A 1.5 hour train trip to Amiens.  We then organised to be picked up at the station by a guide/small group tour (there were 6 of us…Australians we hadn’t met before – lovely people & we lingered over a very late lunch).  Transport from site to site was in a mini van (see photo toward end of post).

“Around the walls of the Australian Memorial are the names of 11,000 Australians ‘missing’ in action in France. On the night of 24–25 April 1918, Australian soldiers recaptured Villers-Bretonneux from the Germans, a battle also remembered in the Franco-Australian museum at the Victoria school in the town. In the playground is a sign: ‘Do Not Forget Australia’.” From

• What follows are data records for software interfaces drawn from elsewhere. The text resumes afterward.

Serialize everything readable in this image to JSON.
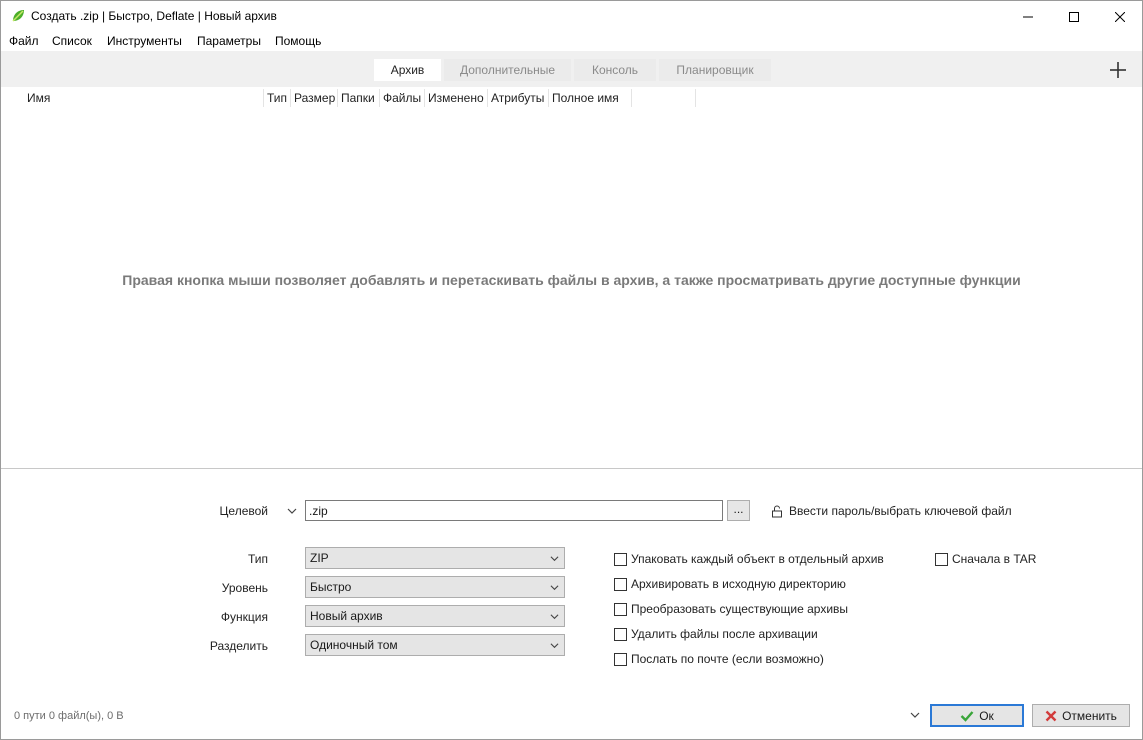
{
  "window": {
    "title": "Создать .zip | Быстро, Deflate | Новый архив"
  },
  "menu": [
    "Файл",
    "Список",
    "Инструменты",
    "Параметры",
    "Помощь"
  ],
  "tabs": [
    {
      "label": "Архив",
      "active": true
    },
    {
      "label": "Дополнительные",
      "active": false
    },
    {
      "label": "Консоль",
      "active": false
    },
    {
      "label": "Планировщик",
      "active": false
    }
  ],
  "columns": [
    "Имя",
    "Тип",
    "Размер",
    "Папки",
    "Файлы",
    "Изменено",
    "Атрибуты",
    "Полное имя"
  ],
  "list": {
    "hint": "Правая кнопка мыши позволяет добавлять и перетаскивать файлы в архив, а также просматривать другие доступные функции"
  },
  "target": {
    "label": "Целевой",
    "value": ".zip",
    "browse_label": "...",
    "password_label": "Ввести пароль/выбрать ключевой файл"
  },
  "options": {
    "type": {
      "label": "Тип",
      "value": "ZIP"
    },
    "level": {
      "label": "Уровень",
      "value": "Быстро"
    },
    "function": {
      "label": "Функция",
      "value": "Новый архив"
    },
    "split": {
      "label": "Разделить",
      "value": "Одиночный том"
    }
  },
  "checkboxes": [
    {
      "label": "Упаковать каждый объект в отдельный архив",
      "checked": false
    },
    {
      "label": "Архивировать в исходную директорию",
      "checked": false
    },
    {
      "label": "Преобразовать существующие архивы",
      "checked": false
    },
    {
      "label": "Удалить файлы после архивации",
      "checked": false
    },
    {
      "label": "Послать по почте (если возможно)",
      "checked": false
    },
    {
      "label": "Сначала в TAR",
      "checked": false
    }
  ],
  "status": {
    "text": "0 пути 0 файл(ы), 0 B"
  },
  "buttons": {
    "ok": "Ок",
    "cancel": "Отменить"
  },
  "colors": {
    "accent": "#2b79d6",
    "ok_check": "#3aa53a",
    "cancel_x": "#d23b3b",
    "app_icon": "#4caf2a"
  }
}
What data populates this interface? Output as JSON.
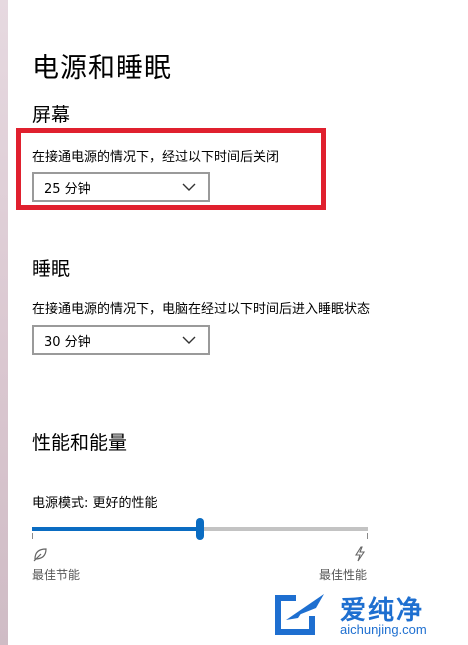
{
  "page": {
    "title": "电源和睡眠"
  },
  "screen": {
    "heading": "屏幕",
    "description": "在接通电源的情况下，经过以下时间后关闭",
    "selected_value": "25 分钟"
  },
  "sleep": {
    "heading": "睡眠",
    "description": "在接通电源的情况下，电脑在经过以下时间后进入睡眠状态",
    "selected_value": "30 分钟"
  },
  "performance": {
    "heading": "性能和能量",
    "mode_label": "电源模式: 更好的性能",
    "slider_level_fraction": 0.5,
    "left_label": "最佳节能",
    "right_label": "最佳性能",
    "left_icon": "leaf-icon",
    "right_icon": "lightning-icon"
  },
  "watermark": {
    "title": "爱纯净",
    "url": "aichunjing.com"
  },
  "colors": {
    "accent": "#0a6cc2",
    "highlight": "#e0202e",
    "watermark": "#1e6fd0"
  }
}
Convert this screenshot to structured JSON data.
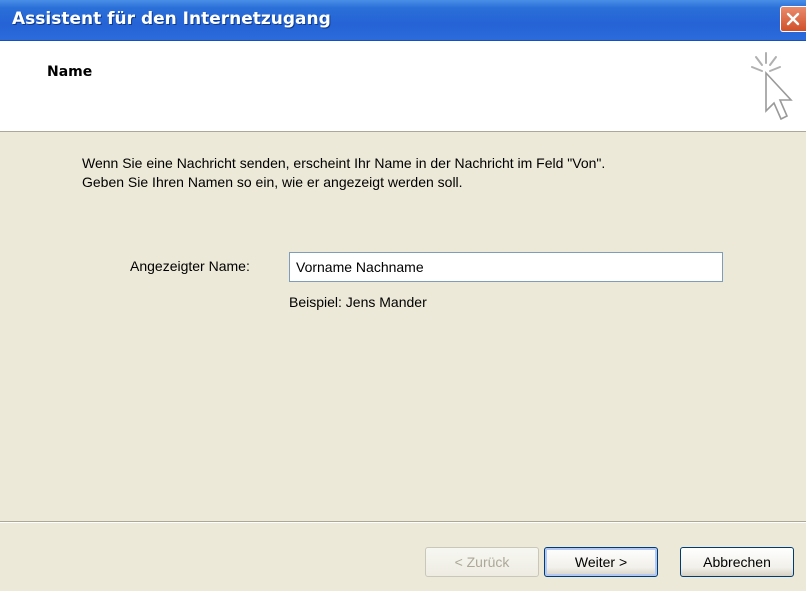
{
  "window": {
    "title": "Assistent für den Internetzugang",
    "close_icon": "close-icon"
  },
  "header": {
    "title": "Name",
    "icon": "wizard-cursor-icon"
  },
  "body": {
    "intro_line1": "Wenn Sie eine Nachricht senden, erscheint Ihr Name in der Nachricht im Feld \"Von\".",
    "intro_line2": "Geben Sie Ihren Namen so ein, wie er angezeigt werden soll.",
    "field_label": "Angezeigter Name:",
    "field_value": "Vorname Nachname",
    "example": "Beispiel: Jens Mander"
  },
  "buttons": {
    "back": "< Zurück",
    "next": "Weiter >",
    "cancel": "Abbrechen"
  },
  "colors": {
    "titlebar": "#2563d6",
    "dialog_bg": "#ece9d8",
    "header_bg": "#ffffff"
  }
}
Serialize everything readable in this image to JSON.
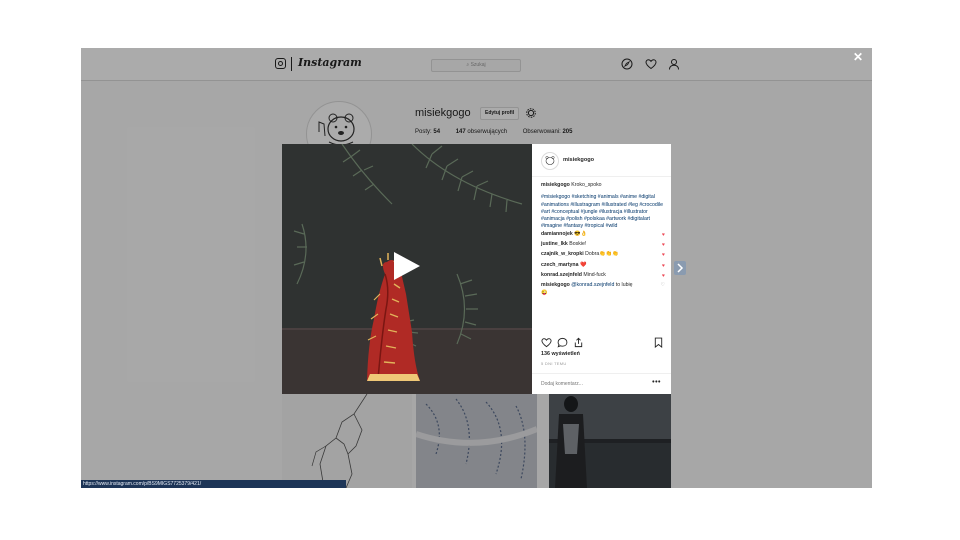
{
  "nav": {
    "logo_text": "Instagram",
    "search_placeholder": "Szukaj"
  },
  "profile": {
    "username": "misiekgogo",
    "edit_label": "Edytuj profil",
    "stats": [
      {
        "label": "Posty:",
        "value": "54"
      },
      {
        "label": "obserwujących",
        "value": "147"
      },
      {
        "label": "Obserwowani:",
        "value": "205"
      }
    ]
  },
  "post": {
    "username": "misiekgogo",
    "caption_text": "Kroko_spoko",
    "hashtags": "#misiekgogo #sketching #animals #anime #digital #animations #illustragram #illustrated #leg #crocodile #art #conceptual #jungle #ilustracja #illustrator #animacja #polish #polskaa #artwork #digitalart #imagine #fantasy #tropical #wild",
    "comments": [
      {
        "user": "damiannojek",
        "text": "😎👌",
        "liked": true
      },
      {
        "user": "justine_lkk",
        "text": "Boskie!",
        "liked": true
      },
      {
        "user": "czajnik_w_kropki",
        "text": "Dobra👏👏👏",
        "liked": true
      },
      {
        "user": "czech_martyna",
        "text": "❤️",
        "liked": true
      },
      {
        "user": "konrad.szejnfeld",
        "text": "Mind-fuck",
        "liked": true
      }
    ],
    "reply": {
      "user": "misiekgogo",
      "mention": "@konrad.szejnfeld",
      "text": "to lubię",
      "emoji": "😜"
    },
    "views": "136 wyświetleń",
    "time": "5 DNI TEMU",
    "comment_placeholder": "Dodaj komentarz...",
    "more_label": "•••"
  },
  "close_label": "✕",
  "status_url": "https://www.instagram.com/p/BS9MIGS7725379/421/",
  "colors": {
    "link": "#003569",
    "heart": "#ed4956",
    "status_bg": "#1d3557"
  }
}
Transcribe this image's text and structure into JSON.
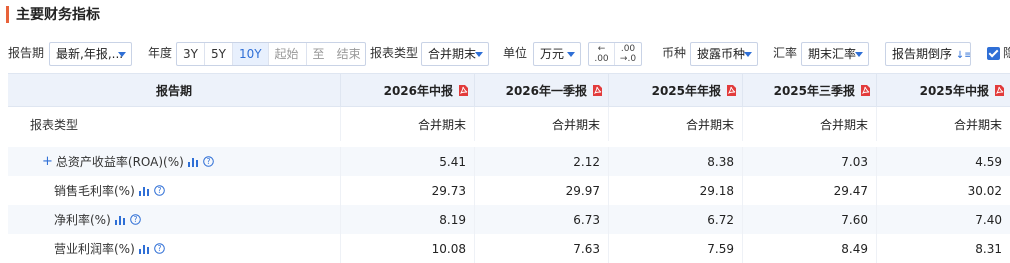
{
  "title": "主要财务指标",
  "toolbar": {
    "period_label": "报告期",
    "period_value": "最新,年报,...",
    "year_label": "年度",
    "year_options": [
      "3Y",
      "5Y",
      "10Y"
    ],
    "year_active": "10Y",
    "start_placeholder": "起始",
    "to_label": "至",
    "end_placeholder": "结束",
    "report_type_label": "报表类型",
    "report_type_value": "合并期末",
    "unit_label": "单位",
    "unit_value": "万元",
    "decimal_decrease": "←.0 .00",
    "decimal_increase": ".00 →.0",
    "currency_label": "币种",
    "currency_value": "披露币种",
    "rate_label": "汇率",
    "rate_value": "期末汇率",
    "sort_label": "报告期倒序",
    "checkbox_label": "隐"
  },
  "table": {
    "header_label": "报告期",
    "columns": [
      "2026年中报",
      "2026年一季报",
      "2025年年报",
      "2025年三季报",
      "2025年中报"
    ],
    "report_type_row": {
      "label": "报表类型",
      "values": [
        "合并期末",
        "合并期末",
        "合并期末",
        "合并期末",
        "合并期末"
      ]
    },
    "rows": [
      {
        "label": "总资产收益率(ROA)(%)",
        "expandable": true,
        "values": [
          "5.41",
          "2.12",
          "8.38",
          "7.03",
          "4.59"
        ]
      },
      {
        "label": "销售毛利率(%)",
        "expandable": false,
        "values": [
          "29.73",
          "29.97",
          "29.18",
          "29.47",
          "30.02"
        ]
      },
      {
        "label": "净利率(%)",
        "expandable": false,
        "values": [
          "8.19",
          "6.73",
          "6.72",
          "7.60",
          "7.40"
        ]
      },
      {
        "label": "营业利润率(%)",
        "expandable": false,
        "values": [
          "10.08",
          "7.63",
          "7.59",
          "8.49",
          "8.31"
        ]
      }
    ],
    "expand_symbol": "+"
  },
  "colors": {
    "accent": "#e8623a",
    "link": "#2f6fd6",
    "pdf": "#e23b3b",
    "header_bg": "#edf2fa"
  }
}
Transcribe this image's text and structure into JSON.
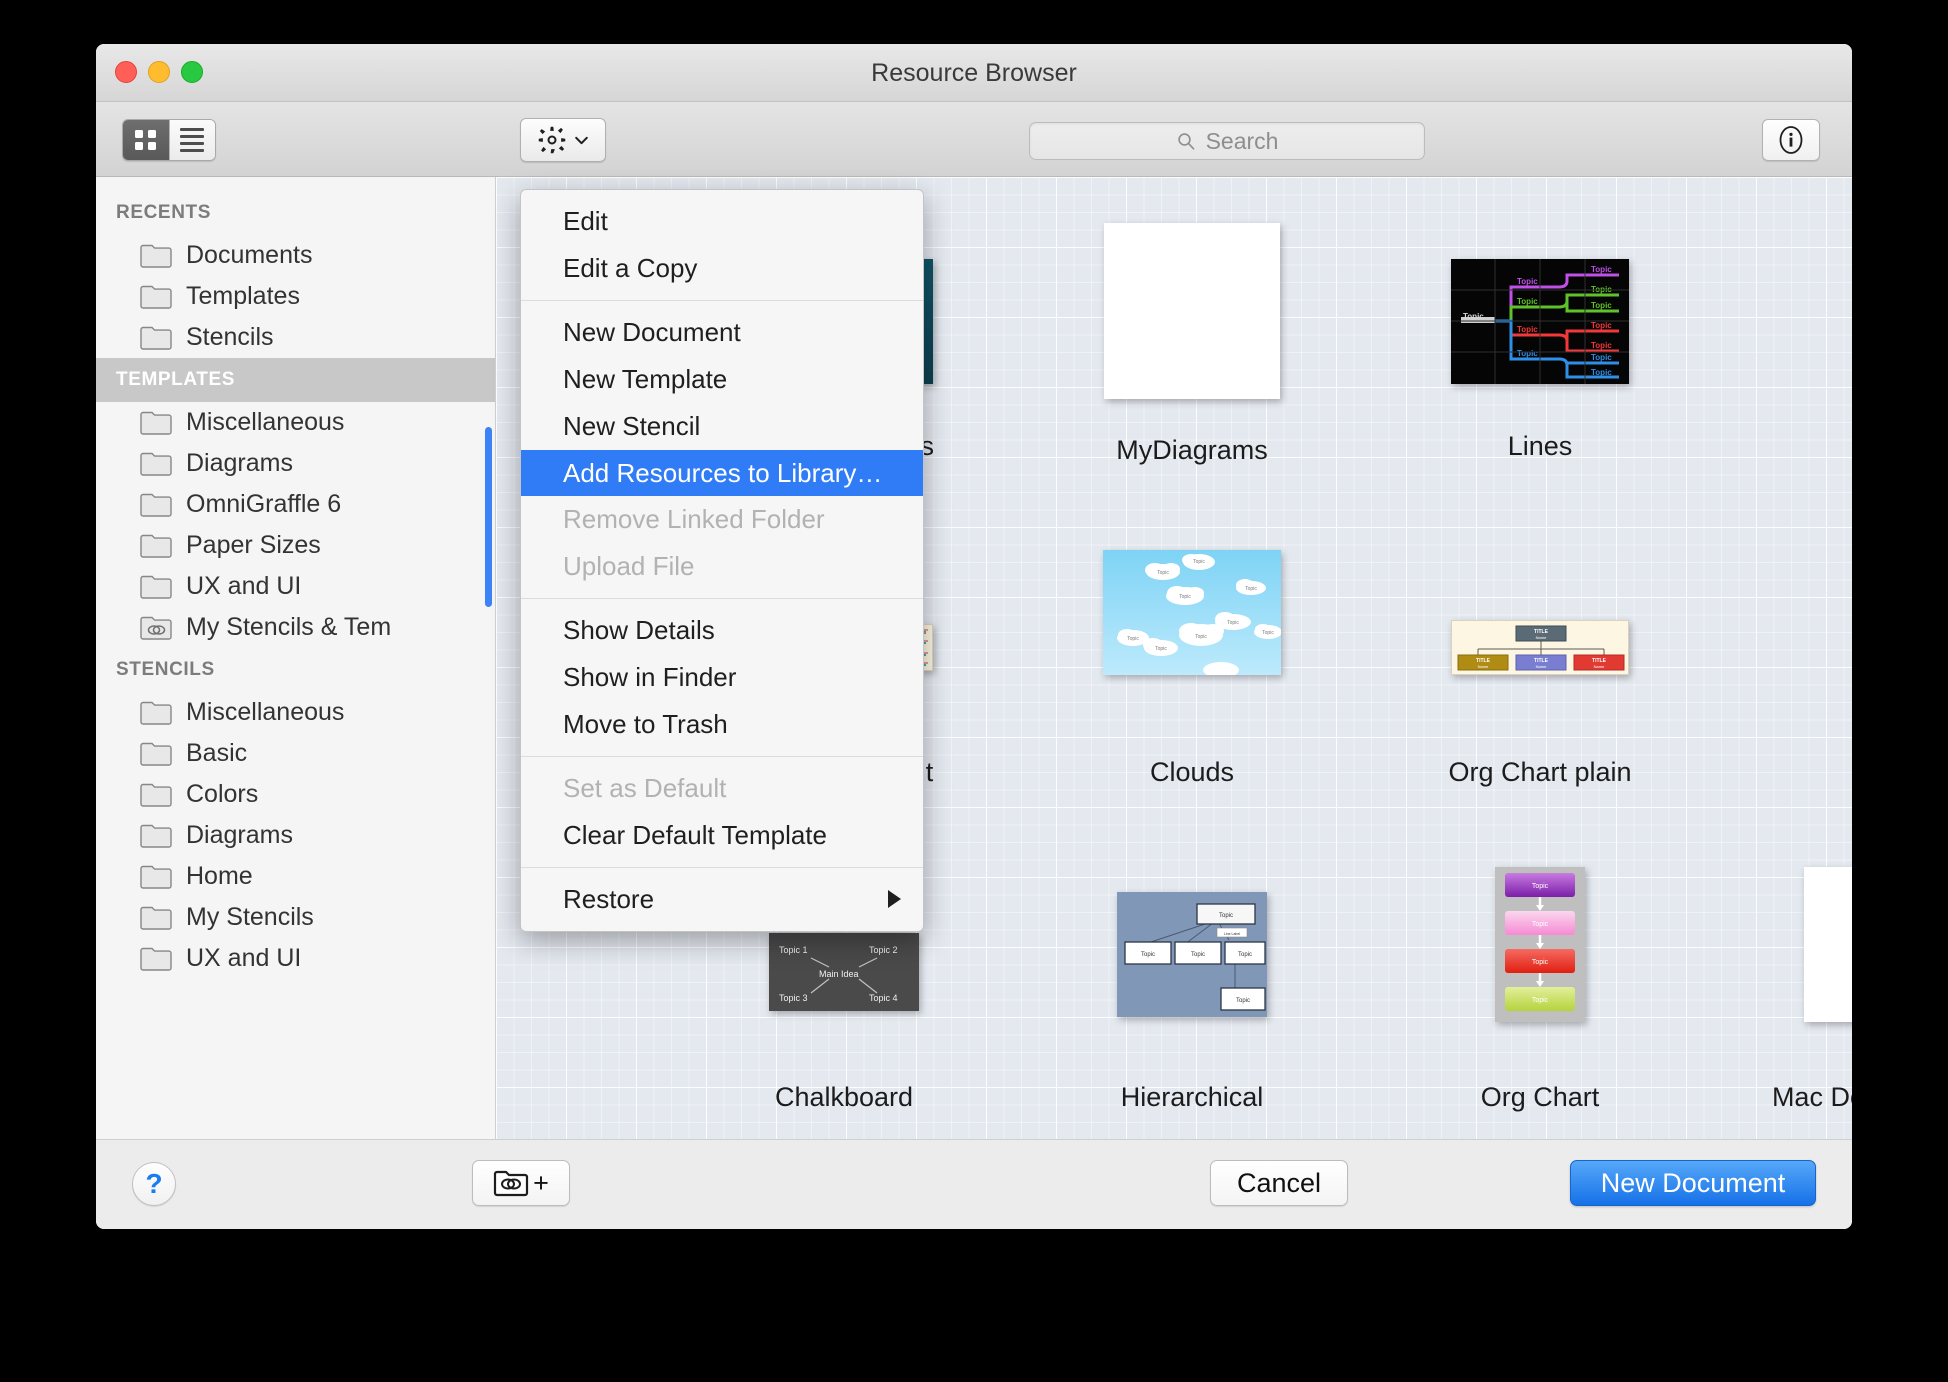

It was freezing cold on the day we visited Villers-Bretonneux (see photo above) and because it was heat wave conditions the day before in Paris (see photo below), we didn’t think to bring appropriate clothing.  Of course it was a sad and moving day in many ways (more about that later) especially with the cold and trying to imagine just how horrific it would have been to be fighting here…some soldiers so young (see photo of headstone below).

The day before it was heat wave conditions in Paris…many people like us went for a stroll along the River Seine (La Seine)…photo below.  The photo above was taken the next day – the difference in temperature was huge!

More on our next blog post on our stay in MONTMATRE…one of our fave places to stay in Paris.